BOULDER, Colo. –
On Wednesday afternoon, Greg Franta’s wife, Jana Simpson, stopped at the side of a bustling Colo. 93 just west of the Arvada Reservoir, where she stood among a trail of debris leading to the edge of a nearly vertical drop.
A friend said the grieving widow had to see for herself where and how her husband died.
The Colorado State Patrol said Wednesday that Franta — who was reported missing Feb. 9 — appears to have struggled to keep his 2006 Honda Civic hybrid on the road, but lost control and rolled down the embankment.
From the side of the highway, it’s easy to see how Franta’s car could go unnoticed at the base of the hill for a month. The embankment dips sharply about 100 feet, and bottoms out in a secluded patch of trees, bushes and a small creek not visible from the road.

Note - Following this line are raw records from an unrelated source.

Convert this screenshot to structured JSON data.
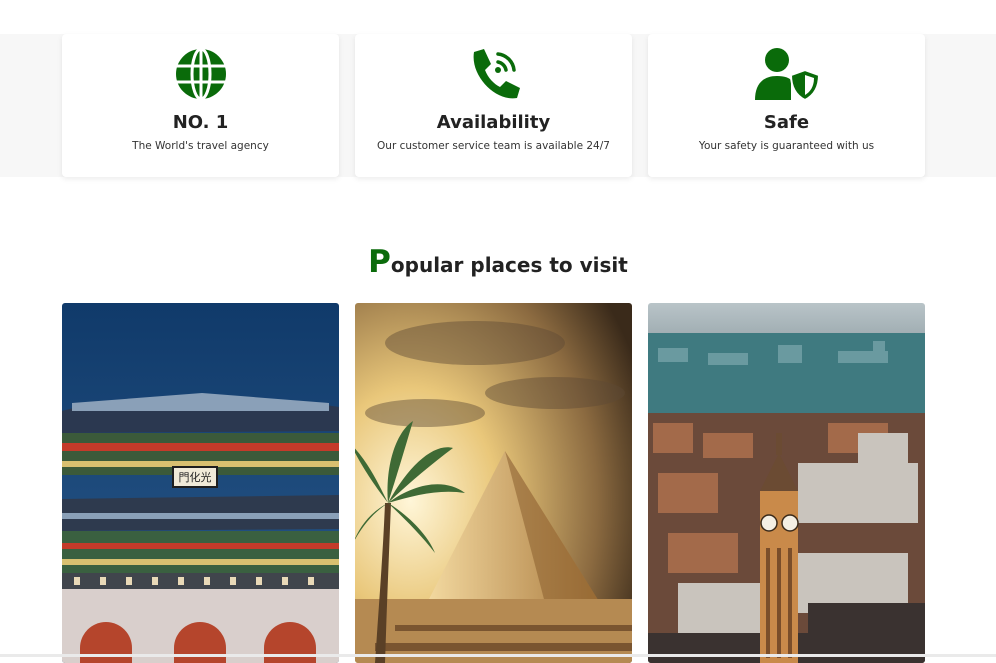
{
  "features": [
    {
      "icon": "globe-icon",
      "title": "NO. 1",
      "desc": "The World's travel agency"
    },
    {
      "icon": "phone-call-icon",
      "title": "Availability",
      "desc": "Our customer service team is available 24/7"
    },
    {
      "icon": "user-shield-icon",
      "title": "Safe",
      "desc": "Your safety is guaranteed with us"
    }
  ],
  "section": {
    "title_first": "P",
    "title_rest": "opular places to visit"
  },
  "places": [
    {
      "name": "Gwanghwamun gate, Seoul",
      "sign": "門化光"
    },
    {
      "name": "Pyramid of Giza, Egypt"
    },
    {
      "name": "Big Ben, London"
    }
  ],
  "colors": {
    "accent": "#0a6b0a",
    "band": "#f7f7f7"
  }
}
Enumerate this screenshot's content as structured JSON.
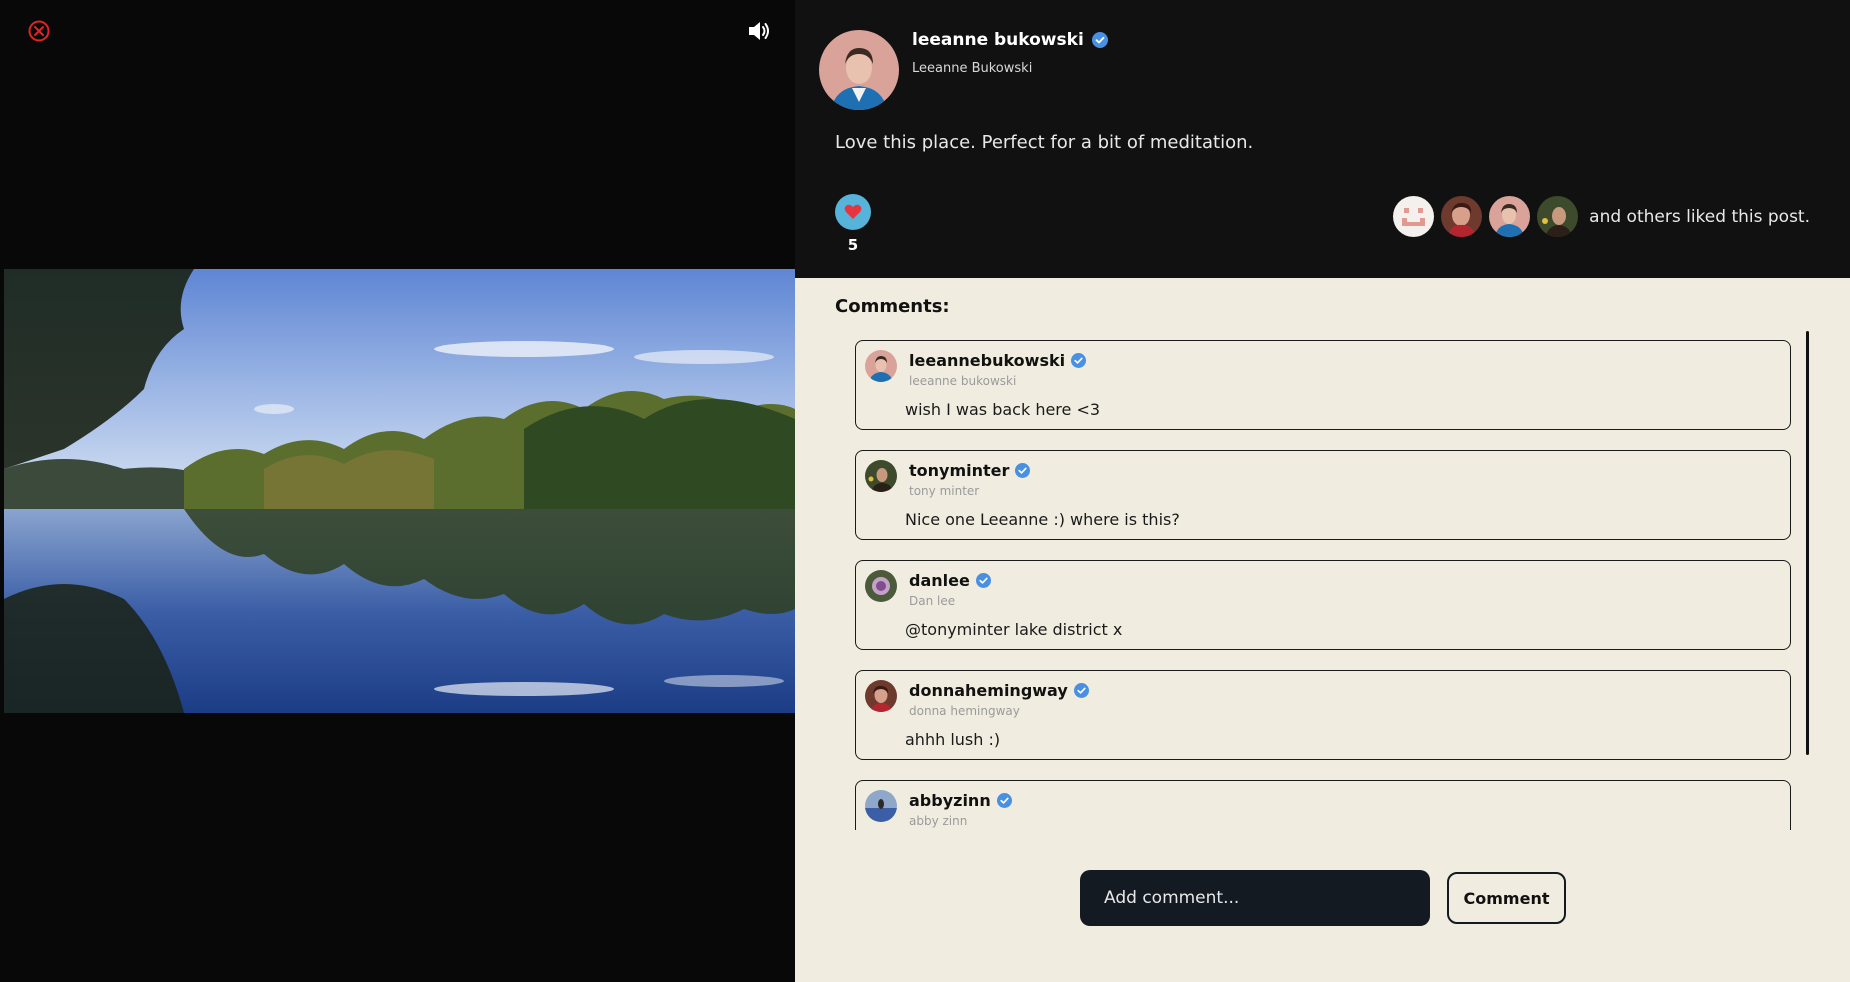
{
  "media": {
    "close_icon": "close-circle-icon",
    "sound_icon": "speaker-volume-icon"
  },
  "post": {
    "author_name": "leeanne bukowski",
    "author_handle": "Leeanne Bukowski",
    "caption": "Love this place. Perfect for a bit of meditation.",
    "like_count": "5",
    "likers_text": "and others liked this post.",
    "colors": {
      "like_button": "#56b3da",
      "heart": "#e8343e",
      "verified": "#4a90e2"
    }
  },
  "comments": {
    "title": "Comments:",
    "items": [
      {
        "username": "leeannebukowski",
        "display_name": "leeanne bukowski",
        "text": "wish I was back here <3"
      },
      {
        "username": "tonyminter",
        "display_name": "tony minter",
        "text": "Nice one Leeanne :) where is this?"
      },
      {
        "username": "danlee",
        "display_name": "Dan lee",
        "text": "@tonyminter lake district x"
      },
      {
        "username": "donnahemingway",
        "display_name": "donna hemingway",
        "text": "ahhh lush :)"
      },
      {
        "username": "abbyzinn",
        "display_name": "abby zinn",
        "text": ""
      }
    ]
  },
  "composer": {
    "placeholder": "Add comment...",
    "submit_label": "Comment"
  }
}
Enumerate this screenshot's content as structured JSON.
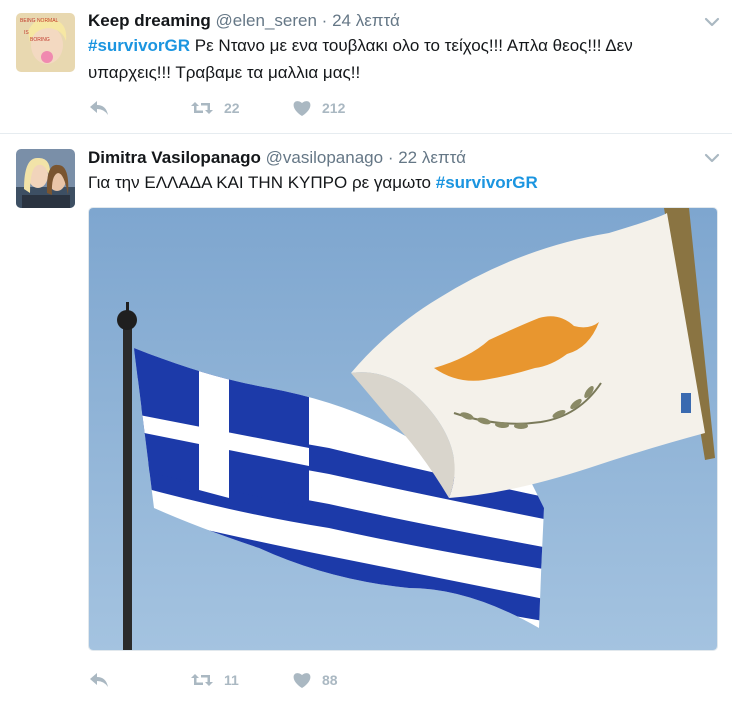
{
  "tweets": [
    {
      "name": "Keep dreaming",
      "handle": "@elen_seren",
      "separator": "·",
      "time": "24 λεπτά",
      "text_before": "",
      "hashtag": "#survivorGR",
      "text_after": " Ρε Ντανο με ενα τουβλακι ολο το τείχος!!! Απλα θεος!!! Δεν υπαρχεις!!! Τραβαμε τα μαλλια μας!!",
      "avatar_caption_top": "BEING NORMAL",
      "avatar_caption_mid": "IS",
      "avatar_caption_bottom": "BORING",
      "retweets": "22",
      "likes": "212"
    },
    {
      "name": "Dimitra Vasilopanago",
      "handle": "@vasilopanago",
      "separator": "·",
      "time": "22 λεπτά",
      "text_before": "Για την ΕΛΛΑΔΑ ΚΑΙ ΤΗΝ ΚΥΠΡΟ ρε γαμωτο ",
      "hashtag": "#survivorGR",
      "text_after": "",
      "retweets": "11",
      "likes": "88"
    }
  ],
  "colors": {
    "hashtag": "#1b95e0",
    "action_gray": "#aab8c2",
    "meta_gray": "#657786",
    "sky": "#8fb4d6"
  },
  "icons": [
    "reply-icon",
    "retweet-icon",
    "like-icon",
    "chevron-down-icon"
  ]
}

A cyclist found the accident scene Tuesday afternoon.
While Simpson said she wasn’t ready to talk about the accident Wednesday, many of Franta’s friends and colleagues painted a picture of a man who was a celebrity among so-called green architects, a craft he helped pioneer.
Franta, 58, graduated in 1973 from the University of Colorado with a bachelor’s degree in architecture, earning his master’s degree from Arizona State University in 1976.
His ambitions almost immediately centered on the design and construction of environmentally friendly structures, according to colleagues.
In 1981, Franta founded the Ensar Group in Boulder, a sustainable design consulting firm that worked on more than 800 projects around the world — earning Franta international name recognition and the title of Colorado architect of the year in 1998.
David Johnston, a fellow green designer who was friends with Franta for 30 years, said Franta’s work caught the eye of President Bill Clinton during the 1990s.
Franta was asked to make the White House more energy-efficient, and later became personal friends with the Clinton family –working on the former president’s home, offices and presidential library.
Later, Franta led projects for the University of Denver’s Sturm College of Law and Fort Collins’ Fossil Ridge High School, built with sustainable design guidelines in 2004.
Johnston said his longtime friend was “probably the most well-respected, most dearly loved of anyone in the green-building movement.”
“Losing Greg at this moment, when it’s our time in the green-building world — he was too young to go,” Johnston said.
Most recently, Franta was working as a senior vice president at Boulder’s Rocky Mountain Institute, which develops renewable and energy-efficient building strategies.
Llewellyn Wells, vice president of communications at the company, said Franta will be missed for both his amazing intellectual prowess, and his kind nature.
“Greg was a rare human being,” Wells said. “He had more life and spirit than a room full of people would normally have. He was passionate about people and he was passionate about his work. He will be dearly missed.”
Wells said Franta had a unique talent and a “transformational approach to how architecture and design can be done in an intelligent and sustainable way.”
Franta was also one of the original creators of the LEED green-building standards, according to the company.
Wells said the firm is considering how to best memorialize Franta, including the possibility of endowing a position in his name.
“A lot of people will want to contribute to continuing Greg’s legacy,” Wells said.
Cory Lowe, another co-worker of Franta’s at the Rocky Mountain Institute, said news that his friend died in an accident at least provides more closure than not knowing what happened during the time he was missing.
“It certainly is shocking,” Lowe said. “We’ve been worried about Greg and searching for him for a few weeks now.”
Last month, a digital billboard at Interstate 25 and Colorado Boulevard in south Denver began flashing a message asking for help finding Franta.
Lowe said people from Denver to Boulder have offered an “outpouring of support that has just been wonderful.”
Julie Herman, executive director of the nonprofit Boulder Green Building Guild, said Franta will forever be known as a pioneer and a trailblazer in his field.
“There’s only a few people who end up getting that designation,” Herman said.